■ Aim of the exercise: The number of lines in the entries below holding the word "JSON" is all that is needed here.

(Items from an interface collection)
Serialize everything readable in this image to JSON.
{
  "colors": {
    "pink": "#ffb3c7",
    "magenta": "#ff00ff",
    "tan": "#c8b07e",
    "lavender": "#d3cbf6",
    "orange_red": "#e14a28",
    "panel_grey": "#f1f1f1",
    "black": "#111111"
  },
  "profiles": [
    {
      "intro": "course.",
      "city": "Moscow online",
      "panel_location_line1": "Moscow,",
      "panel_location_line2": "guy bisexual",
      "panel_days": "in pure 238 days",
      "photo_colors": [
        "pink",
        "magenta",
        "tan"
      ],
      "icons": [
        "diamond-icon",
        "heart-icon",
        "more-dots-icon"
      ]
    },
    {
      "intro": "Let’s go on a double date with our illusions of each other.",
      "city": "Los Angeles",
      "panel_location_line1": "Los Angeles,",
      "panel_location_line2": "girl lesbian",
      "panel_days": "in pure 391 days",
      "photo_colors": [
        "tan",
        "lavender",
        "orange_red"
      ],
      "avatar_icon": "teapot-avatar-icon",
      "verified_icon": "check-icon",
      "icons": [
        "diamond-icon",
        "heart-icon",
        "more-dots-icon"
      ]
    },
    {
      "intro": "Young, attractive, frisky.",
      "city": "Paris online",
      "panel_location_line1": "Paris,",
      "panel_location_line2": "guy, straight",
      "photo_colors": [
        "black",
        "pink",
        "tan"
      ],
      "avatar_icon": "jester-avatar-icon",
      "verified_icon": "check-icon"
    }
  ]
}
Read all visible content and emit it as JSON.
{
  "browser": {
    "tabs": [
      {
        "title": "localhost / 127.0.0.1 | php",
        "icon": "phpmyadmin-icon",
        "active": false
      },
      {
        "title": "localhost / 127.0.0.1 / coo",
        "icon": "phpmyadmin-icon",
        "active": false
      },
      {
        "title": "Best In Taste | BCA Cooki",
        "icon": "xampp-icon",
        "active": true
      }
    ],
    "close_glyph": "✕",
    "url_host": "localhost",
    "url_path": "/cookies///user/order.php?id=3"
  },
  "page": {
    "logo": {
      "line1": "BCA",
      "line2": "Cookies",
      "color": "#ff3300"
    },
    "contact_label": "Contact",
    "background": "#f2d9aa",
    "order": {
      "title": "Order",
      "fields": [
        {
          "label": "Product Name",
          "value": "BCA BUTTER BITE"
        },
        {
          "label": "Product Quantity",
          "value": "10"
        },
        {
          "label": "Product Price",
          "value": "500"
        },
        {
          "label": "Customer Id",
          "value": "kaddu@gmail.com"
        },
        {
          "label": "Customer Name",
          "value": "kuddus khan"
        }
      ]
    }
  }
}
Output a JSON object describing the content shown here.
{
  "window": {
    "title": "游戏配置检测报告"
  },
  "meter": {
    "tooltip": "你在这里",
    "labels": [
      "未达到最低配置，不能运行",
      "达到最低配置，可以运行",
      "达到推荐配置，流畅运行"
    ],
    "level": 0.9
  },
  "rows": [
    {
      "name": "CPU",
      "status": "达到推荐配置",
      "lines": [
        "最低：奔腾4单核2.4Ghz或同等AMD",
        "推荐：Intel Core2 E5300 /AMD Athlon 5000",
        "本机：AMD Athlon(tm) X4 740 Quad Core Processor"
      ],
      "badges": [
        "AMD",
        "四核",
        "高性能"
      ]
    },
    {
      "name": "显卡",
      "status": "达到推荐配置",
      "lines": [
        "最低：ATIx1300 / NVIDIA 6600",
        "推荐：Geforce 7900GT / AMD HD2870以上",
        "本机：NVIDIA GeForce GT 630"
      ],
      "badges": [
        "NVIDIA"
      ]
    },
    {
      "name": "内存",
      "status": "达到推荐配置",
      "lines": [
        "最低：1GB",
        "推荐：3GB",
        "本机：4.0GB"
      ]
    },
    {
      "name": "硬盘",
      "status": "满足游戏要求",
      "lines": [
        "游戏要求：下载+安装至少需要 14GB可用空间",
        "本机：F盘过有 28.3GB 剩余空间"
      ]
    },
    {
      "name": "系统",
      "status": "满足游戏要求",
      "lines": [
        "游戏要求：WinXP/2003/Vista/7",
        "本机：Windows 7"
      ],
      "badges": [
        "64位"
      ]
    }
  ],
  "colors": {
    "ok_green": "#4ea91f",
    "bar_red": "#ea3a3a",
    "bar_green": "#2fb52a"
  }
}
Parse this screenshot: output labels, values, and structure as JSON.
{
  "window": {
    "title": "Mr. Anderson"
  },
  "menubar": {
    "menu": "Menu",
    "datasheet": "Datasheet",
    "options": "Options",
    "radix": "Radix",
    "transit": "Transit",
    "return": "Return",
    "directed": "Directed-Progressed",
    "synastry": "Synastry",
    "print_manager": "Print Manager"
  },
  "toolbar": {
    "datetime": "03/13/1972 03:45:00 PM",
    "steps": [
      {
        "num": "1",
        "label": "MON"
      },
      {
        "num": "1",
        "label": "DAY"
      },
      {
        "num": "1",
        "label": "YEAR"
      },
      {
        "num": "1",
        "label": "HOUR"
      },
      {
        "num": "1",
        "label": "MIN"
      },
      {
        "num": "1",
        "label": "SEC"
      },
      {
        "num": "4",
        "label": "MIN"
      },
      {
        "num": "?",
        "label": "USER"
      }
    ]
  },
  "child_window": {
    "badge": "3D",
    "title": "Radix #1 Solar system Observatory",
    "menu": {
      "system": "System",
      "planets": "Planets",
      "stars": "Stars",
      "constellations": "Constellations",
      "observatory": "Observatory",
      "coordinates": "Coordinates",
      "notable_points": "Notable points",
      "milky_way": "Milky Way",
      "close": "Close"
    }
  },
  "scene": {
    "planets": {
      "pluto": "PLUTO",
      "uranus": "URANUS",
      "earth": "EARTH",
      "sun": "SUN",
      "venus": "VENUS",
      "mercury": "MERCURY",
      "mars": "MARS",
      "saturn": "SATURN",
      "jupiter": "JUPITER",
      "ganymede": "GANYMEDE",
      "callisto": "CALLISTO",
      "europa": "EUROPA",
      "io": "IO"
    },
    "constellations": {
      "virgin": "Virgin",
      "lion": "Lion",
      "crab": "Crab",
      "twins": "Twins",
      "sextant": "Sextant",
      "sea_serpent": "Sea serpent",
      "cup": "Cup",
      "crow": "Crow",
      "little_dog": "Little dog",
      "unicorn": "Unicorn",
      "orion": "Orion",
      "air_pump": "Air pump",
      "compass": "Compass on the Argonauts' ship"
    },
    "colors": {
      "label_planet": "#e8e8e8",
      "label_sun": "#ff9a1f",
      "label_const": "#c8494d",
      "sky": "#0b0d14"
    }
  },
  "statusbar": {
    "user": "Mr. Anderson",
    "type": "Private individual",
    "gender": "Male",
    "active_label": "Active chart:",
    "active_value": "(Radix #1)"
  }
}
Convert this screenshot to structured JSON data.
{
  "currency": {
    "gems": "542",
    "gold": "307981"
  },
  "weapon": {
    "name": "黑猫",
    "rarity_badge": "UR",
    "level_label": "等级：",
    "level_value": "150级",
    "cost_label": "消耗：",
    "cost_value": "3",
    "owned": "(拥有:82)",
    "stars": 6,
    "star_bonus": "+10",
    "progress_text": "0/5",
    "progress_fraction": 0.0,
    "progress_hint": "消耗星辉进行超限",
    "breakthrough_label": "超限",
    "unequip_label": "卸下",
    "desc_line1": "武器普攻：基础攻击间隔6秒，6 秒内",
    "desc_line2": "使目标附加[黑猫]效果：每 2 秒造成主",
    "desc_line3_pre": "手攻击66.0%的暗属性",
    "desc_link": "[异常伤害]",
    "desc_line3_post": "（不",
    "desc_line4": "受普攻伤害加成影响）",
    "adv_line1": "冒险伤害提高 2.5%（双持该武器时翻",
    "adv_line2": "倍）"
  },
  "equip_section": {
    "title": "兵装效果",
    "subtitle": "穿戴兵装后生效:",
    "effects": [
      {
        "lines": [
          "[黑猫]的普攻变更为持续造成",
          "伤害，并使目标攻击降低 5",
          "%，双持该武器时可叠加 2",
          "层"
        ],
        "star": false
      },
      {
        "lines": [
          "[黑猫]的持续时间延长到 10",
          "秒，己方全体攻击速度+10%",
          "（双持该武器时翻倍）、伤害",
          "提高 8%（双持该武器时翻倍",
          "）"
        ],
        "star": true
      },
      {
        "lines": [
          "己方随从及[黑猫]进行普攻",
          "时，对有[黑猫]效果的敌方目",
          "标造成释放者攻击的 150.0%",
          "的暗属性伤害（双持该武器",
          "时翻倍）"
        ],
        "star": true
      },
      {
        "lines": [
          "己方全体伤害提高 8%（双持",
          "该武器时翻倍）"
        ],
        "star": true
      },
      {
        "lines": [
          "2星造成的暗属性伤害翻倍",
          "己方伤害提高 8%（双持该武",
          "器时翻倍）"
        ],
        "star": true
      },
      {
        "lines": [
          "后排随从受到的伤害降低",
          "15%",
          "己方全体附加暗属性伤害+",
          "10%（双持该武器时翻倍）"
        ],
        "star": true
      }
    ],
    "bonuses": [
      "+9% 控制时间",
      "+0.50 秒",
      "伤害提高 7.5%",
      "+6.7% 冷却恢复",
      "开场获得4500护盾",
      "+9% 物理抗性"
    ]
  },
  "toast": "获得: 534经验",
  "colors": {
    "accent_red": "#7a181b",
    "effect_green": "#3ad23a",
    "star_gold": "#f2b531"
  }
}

■ Solution for this task: 5